> **Your instructions**: All lines in the material below that contain "Match" should be located and copied.
═══ Data supplied
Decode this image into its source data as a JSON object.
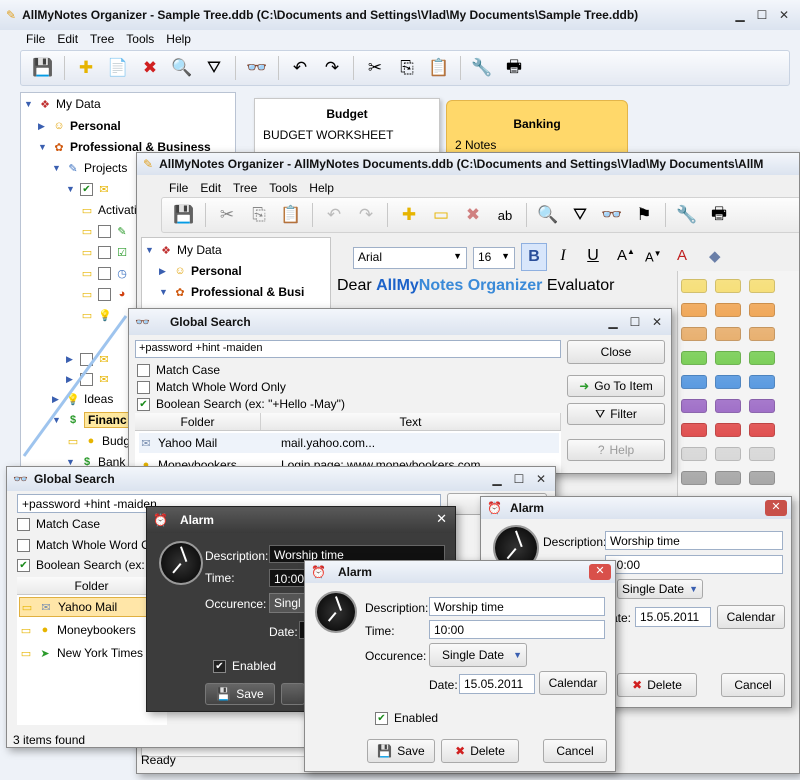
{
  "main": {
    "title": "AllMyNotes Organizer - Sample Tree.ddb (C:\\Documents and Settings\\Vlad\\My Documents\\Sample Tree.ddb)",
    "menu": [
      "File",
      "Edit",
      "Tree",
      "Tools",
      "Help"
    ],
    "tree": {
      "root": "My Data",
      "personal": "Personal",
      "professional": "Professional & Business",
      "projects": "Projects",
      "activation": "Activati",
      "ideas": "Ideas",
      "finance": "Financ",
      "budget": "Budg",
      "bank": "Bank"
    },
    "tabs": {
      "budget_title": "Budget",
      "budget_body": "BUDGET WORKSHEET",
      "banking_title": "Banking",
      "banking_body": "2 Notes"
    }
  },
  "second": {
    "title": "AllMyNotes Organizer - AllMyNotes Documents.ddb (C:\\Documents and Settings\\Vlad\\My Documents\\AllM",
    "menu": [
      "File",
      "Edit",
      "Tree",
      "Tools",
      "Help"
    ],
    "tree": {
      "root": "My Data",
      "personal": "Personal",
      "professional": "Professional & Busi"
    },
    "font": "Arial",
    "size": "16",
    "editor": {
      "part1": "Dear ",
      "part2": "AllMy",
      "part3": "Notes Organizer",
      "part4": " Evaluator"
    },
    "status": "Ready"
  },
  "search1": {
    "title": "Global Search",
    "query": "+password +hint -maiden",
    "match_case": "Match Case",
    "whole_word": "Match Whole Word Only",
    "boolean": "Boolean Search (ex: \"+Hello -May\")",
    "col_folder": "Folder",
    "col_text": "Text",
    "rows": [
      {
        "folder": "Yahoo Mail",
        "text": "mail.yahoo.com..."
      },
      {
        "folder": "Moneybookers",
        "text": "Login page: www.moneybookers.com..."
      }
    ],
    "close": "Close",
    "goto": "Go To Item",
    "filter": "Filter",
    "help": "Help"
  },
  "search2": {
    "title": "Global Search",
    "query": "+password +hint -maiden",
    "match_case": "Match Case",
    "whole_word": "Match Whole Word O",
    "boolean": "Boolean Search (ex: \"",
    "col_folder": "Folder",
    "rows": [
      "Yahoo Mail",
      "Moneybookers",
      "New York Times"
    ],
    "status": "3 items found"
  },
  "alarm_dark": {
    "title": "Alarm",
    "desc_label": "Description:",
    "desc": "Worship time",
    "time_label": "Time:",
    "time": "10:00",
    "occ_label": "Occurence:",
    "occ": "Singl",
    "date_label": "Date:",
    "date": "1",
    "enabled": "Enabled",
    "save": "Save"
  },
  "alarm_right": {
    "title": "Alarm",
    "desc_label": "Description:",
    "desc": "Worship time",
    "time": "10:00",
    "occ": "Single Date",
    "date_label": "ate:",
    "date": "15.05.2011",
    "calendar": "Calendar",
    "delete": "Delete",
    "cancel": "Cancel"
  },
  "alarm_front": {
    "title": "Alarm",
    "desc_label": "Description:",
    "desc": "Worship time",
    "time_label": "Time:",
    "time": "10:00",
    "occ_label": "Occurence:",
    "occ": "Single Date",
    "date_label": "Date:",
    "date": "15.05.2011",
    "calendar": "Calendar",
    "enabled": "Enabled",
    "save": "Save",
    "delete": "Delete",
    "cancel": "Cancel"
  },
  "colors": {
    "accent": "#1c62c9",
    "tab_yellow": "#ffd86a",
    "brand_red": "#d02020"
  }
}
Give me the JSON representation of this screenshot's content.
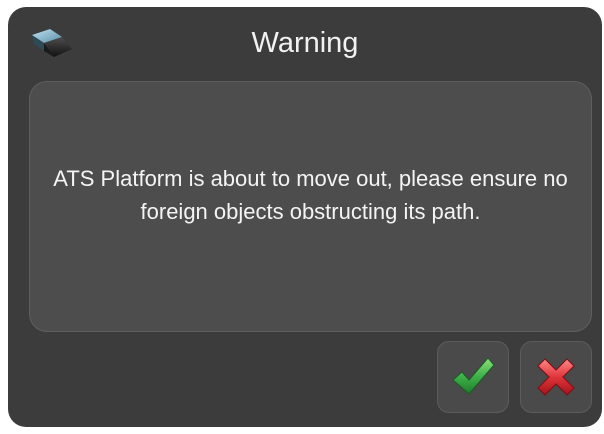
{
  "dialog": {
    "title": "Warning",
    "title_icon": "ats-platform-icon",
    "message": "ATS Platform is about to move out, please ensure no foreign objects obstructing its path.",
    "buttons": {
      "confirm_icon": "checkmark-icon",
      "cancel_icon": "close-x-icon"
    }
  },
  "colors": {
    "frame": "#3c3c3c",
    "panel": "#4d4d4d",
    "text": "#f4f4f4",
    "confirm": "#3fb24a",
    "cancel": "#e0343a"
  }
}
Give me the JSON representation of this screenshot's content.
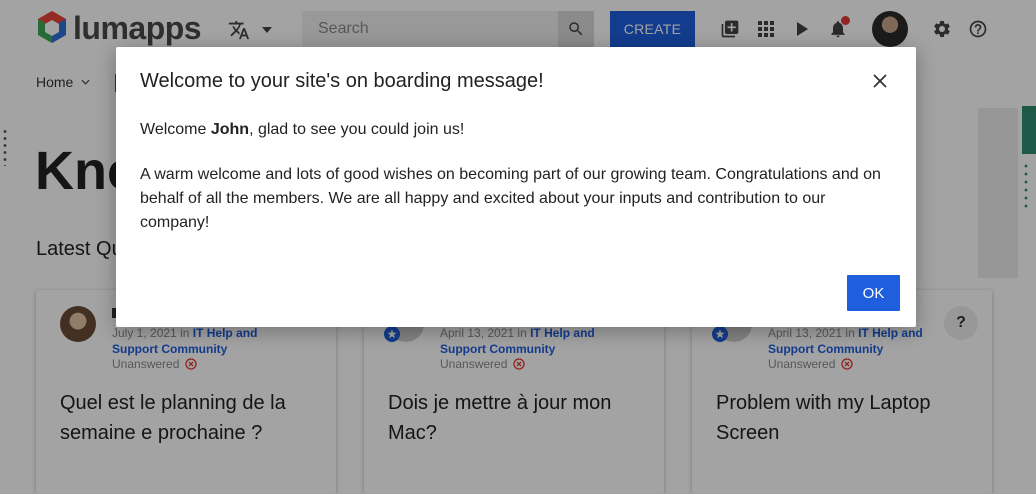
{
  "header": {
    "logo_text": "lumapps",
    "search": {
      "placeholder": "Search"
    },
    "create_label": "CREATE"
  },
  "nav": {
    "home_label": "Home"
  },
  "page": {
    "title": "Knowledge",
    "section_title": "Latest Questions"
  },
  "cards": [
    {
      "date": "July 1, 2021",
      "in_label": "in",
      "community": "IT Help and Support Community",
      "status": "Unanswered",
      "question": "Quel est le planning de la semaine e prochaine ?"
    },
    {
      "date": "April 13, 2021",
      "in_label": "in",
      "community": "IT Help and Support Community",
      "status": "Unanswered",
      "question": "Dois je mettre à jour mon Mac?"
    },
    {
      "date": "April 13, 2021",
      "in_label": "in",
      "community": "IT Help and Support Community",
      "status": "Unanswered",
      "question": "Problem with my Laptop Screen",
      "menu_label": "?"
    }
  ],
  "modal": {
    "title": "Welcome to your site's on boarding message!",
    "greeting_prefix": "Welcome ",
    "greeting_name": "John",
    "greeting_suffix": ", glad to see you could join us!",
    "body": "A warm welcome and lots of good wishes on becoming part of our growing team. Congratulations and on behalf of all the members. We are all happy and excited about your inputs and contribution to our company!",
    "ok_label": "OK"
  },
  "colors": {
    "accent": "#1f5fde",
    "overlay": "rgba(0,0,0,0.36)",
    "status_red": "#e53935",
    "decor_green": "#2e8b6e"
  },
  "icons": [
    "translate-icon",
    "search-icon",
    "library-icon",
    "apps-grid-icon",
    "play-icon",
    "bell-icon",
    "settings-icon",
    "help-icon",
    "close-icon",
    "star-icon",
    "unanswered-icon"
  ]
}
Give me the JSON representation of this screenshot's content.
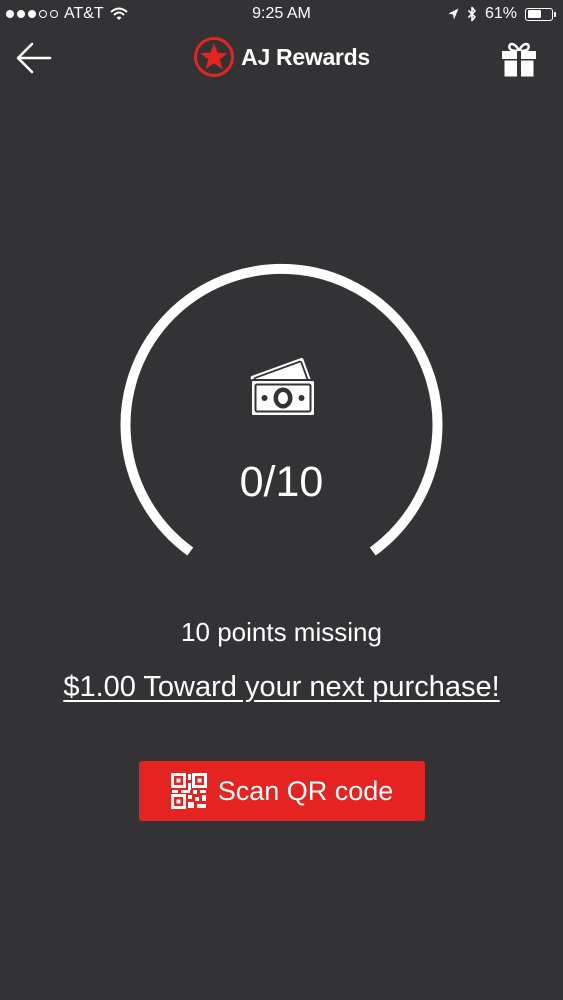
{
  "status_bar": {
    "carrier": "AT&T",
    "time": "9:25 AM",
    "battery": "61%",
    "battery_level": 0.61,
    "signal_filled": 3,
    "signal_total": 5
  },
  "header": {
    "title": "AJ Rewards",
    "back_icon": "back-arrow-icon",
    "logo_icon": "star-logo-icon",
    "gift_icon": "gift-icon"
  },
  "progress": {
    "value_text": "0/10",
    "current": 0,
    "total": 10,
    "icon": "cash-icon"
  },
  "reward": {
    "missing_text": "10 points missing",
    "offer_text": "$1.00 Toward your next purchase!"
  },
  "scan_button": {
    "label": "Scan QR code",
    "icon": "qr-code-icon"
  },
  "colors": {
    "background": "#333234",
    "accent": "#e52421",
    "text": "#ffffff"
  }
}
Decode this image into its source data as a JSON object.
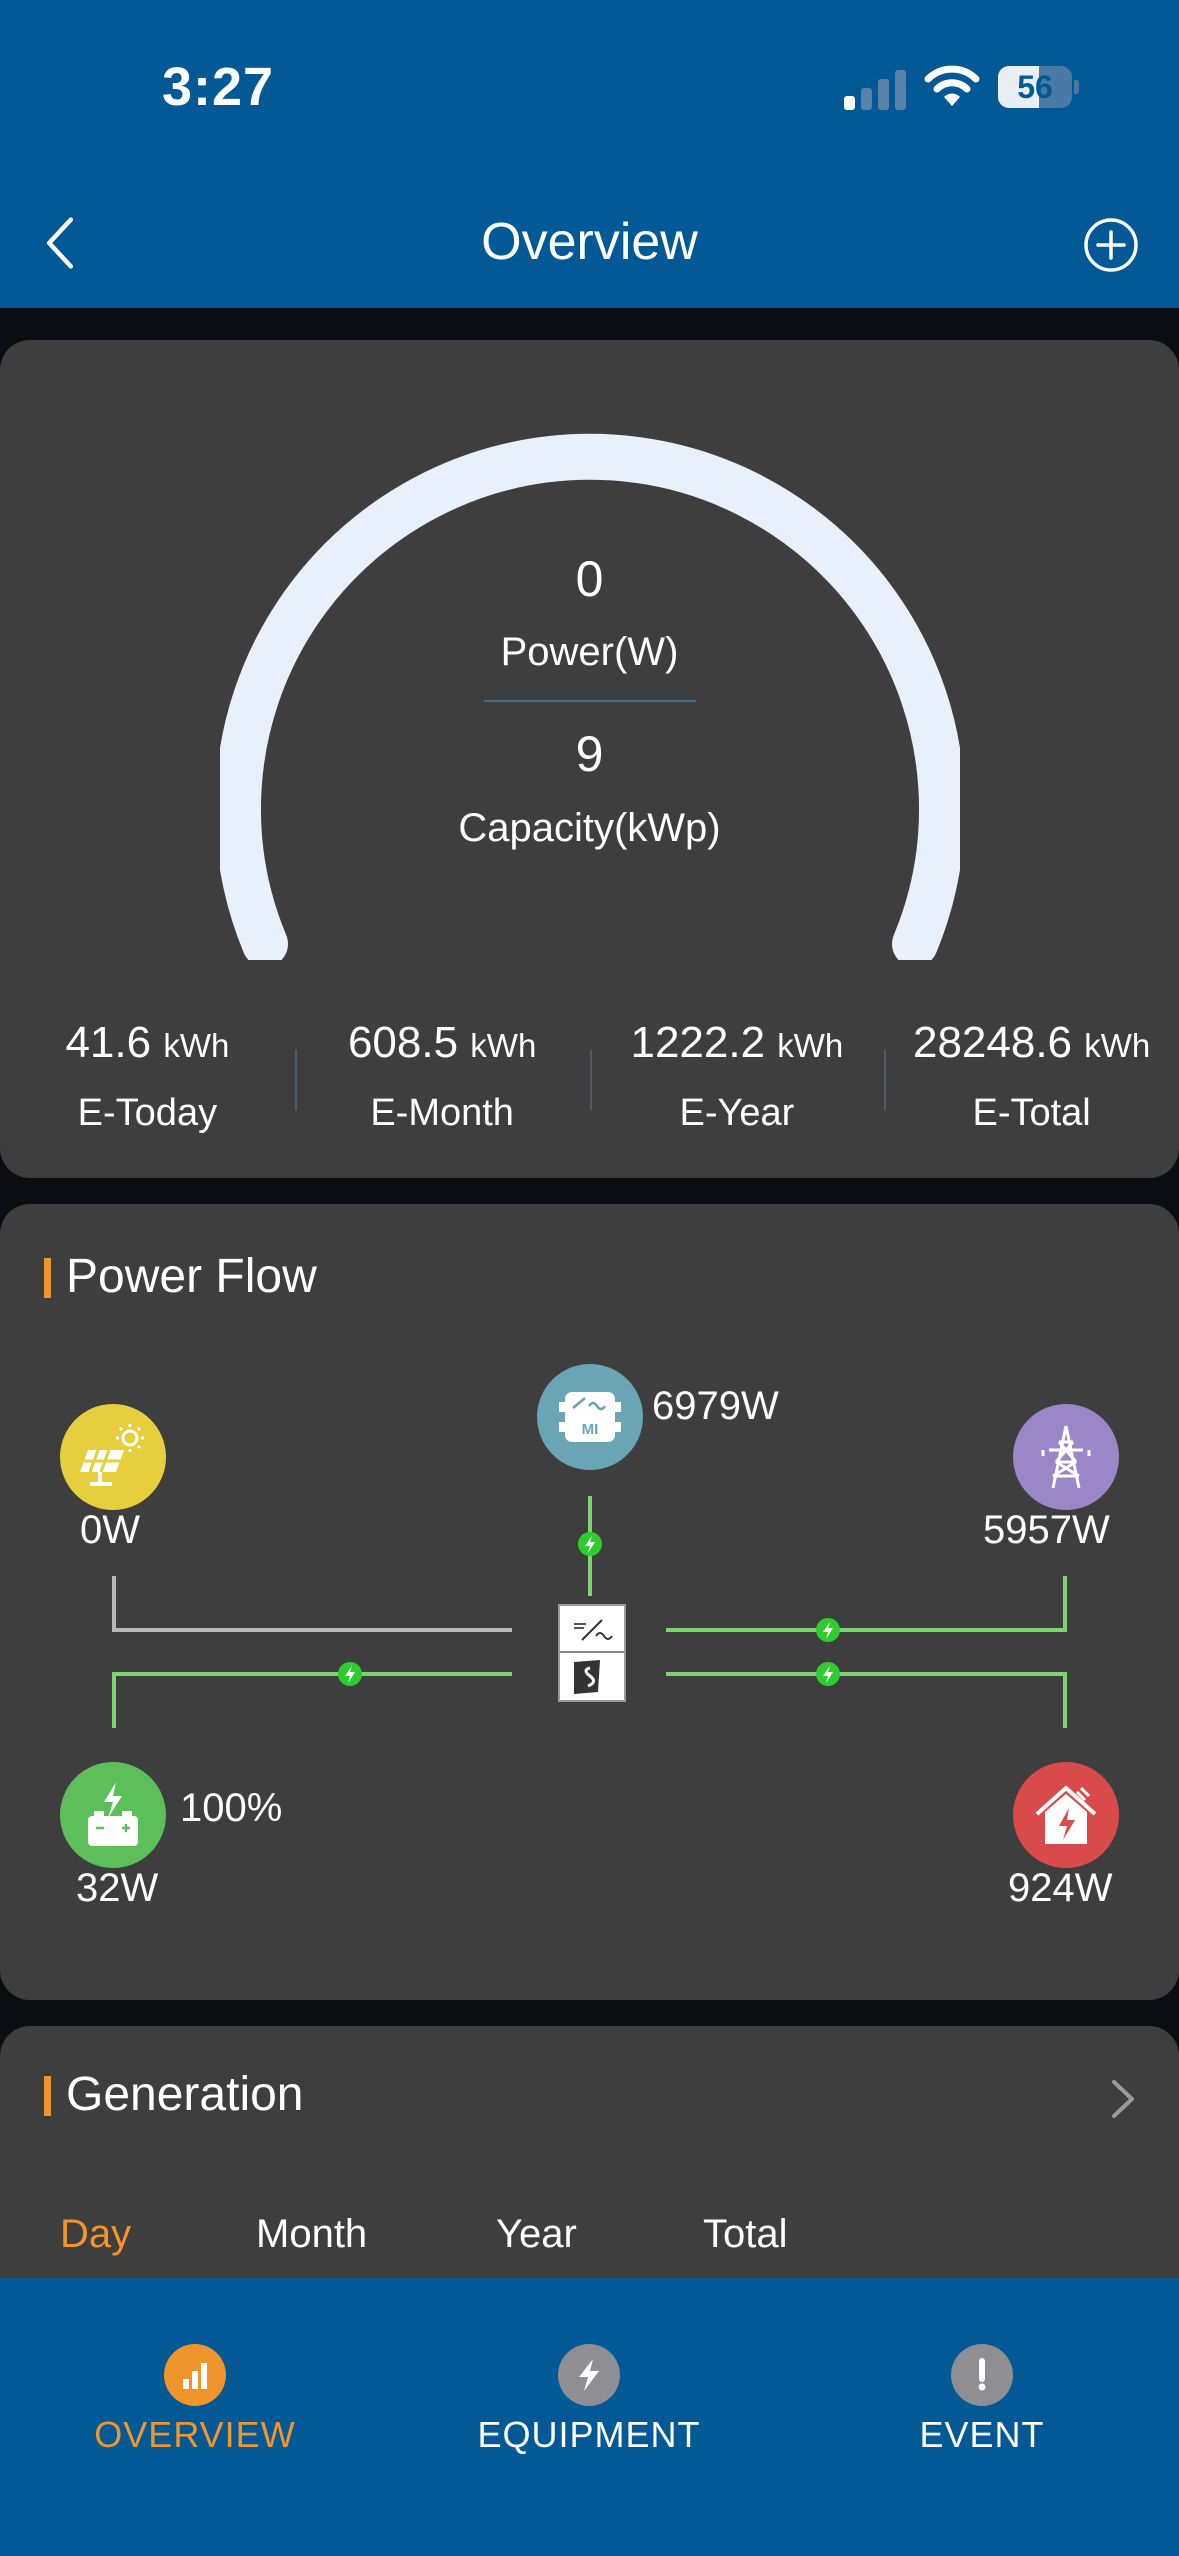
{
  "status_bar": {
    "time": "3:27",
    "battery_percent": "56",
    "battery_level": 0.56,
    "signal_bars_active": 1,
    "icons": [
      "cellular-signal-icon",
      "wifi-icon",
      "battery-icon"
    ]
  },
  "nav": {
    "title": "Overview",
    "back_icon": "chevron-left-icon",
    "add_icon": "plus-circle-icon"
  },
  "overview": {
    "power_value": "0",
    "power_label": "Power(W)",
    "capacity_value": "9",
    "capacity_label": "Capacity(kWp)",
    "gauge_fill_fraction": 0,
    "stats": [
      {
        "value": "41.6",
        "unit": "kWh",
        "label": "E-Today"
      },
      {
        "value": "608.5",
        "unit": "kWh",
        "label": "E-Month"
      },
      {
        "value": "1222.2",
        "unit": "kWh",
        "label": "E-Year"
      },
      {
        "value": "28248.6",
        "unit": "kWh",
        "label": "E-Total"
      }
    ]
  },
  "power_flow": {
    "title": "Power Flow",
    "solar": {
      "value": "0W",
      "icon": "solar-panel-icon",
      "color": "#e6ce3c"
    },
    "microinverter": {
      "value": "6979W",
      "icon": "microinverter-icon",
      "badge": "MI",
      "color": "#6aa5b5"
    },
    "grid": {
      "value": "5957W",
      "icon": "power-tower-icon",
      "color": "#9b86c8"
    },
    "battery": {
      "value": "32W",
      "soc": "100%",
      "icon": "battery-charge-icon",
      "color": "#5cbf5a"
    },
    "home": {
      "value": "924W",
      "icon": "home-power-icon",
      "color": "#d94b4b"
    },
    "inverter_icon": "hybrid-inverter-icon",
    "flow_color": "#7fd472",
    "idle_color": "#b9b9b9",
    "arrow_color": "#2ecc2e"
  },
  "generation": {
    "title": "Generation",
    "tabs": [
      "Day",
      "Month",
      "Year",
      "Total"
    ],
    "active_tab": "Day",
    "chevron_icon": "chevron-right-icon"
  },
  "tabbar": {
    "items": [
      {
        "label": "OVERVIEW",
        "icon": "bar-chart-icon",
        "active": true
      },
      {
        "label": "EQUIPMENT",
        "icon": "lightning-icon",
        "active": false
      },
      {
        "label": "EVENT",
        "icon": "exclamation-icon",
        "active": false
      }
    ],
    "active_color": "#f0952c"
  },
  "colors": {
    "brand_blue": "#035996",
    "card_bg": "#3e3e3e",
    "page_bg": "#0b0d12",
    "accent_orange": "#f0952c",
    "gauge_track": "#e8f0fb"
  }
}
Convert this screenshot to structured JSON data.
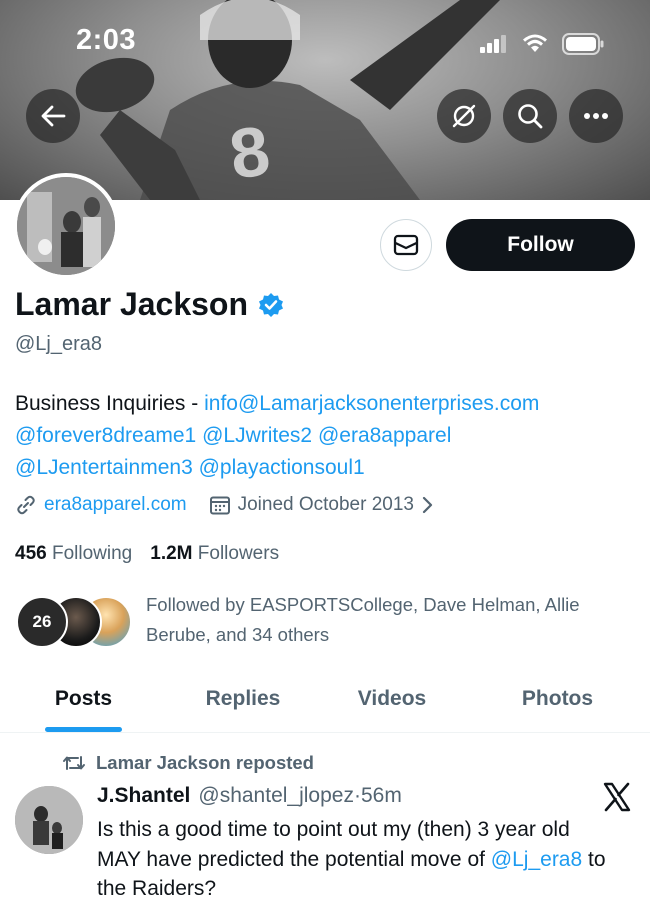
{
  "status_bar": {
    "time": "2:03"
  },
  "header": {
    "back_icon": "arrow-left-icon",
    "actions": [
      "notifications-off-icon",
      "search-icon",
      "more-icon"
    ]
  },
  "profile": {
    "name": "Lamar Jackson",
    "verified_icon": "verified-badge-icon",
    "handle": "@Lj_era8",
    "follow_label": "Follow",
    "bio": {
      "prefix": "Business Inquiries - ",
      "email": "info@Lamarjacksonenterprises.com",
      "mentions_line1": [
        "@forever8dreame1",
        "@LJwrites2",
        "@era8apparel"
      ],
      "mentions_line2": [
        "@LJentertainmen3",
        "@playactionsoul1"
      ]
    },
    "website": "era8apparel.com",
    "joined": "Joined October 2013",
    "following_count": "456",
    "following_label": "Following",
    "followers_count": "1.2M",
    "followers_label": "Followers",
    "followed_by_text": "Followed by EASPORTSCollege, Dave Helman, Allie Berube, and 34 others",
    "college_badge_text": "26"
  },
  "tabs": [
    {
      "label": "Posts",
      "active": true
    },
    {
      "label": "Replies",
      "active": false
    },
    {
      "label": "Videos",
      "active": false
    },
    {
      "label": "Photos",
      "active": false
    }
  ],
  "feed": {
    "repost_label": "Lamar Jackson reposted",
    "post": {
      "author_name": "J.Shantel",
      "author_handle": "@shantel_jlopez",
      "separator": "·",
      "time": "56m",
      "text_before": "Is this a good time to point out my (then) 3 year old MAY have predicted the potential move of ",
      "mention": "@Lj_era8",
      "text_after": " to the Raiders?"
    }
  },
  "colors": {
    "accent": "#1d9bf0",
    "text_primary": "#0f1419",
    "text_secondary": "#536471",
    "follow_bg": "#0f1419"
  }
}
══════
> **Expected answer**:
    "match_case": "Match Case",
    "whole_word": "Match Whole Word Only",
    "match_case": "Match Case",
    "whole_word": "Match Whole Word O",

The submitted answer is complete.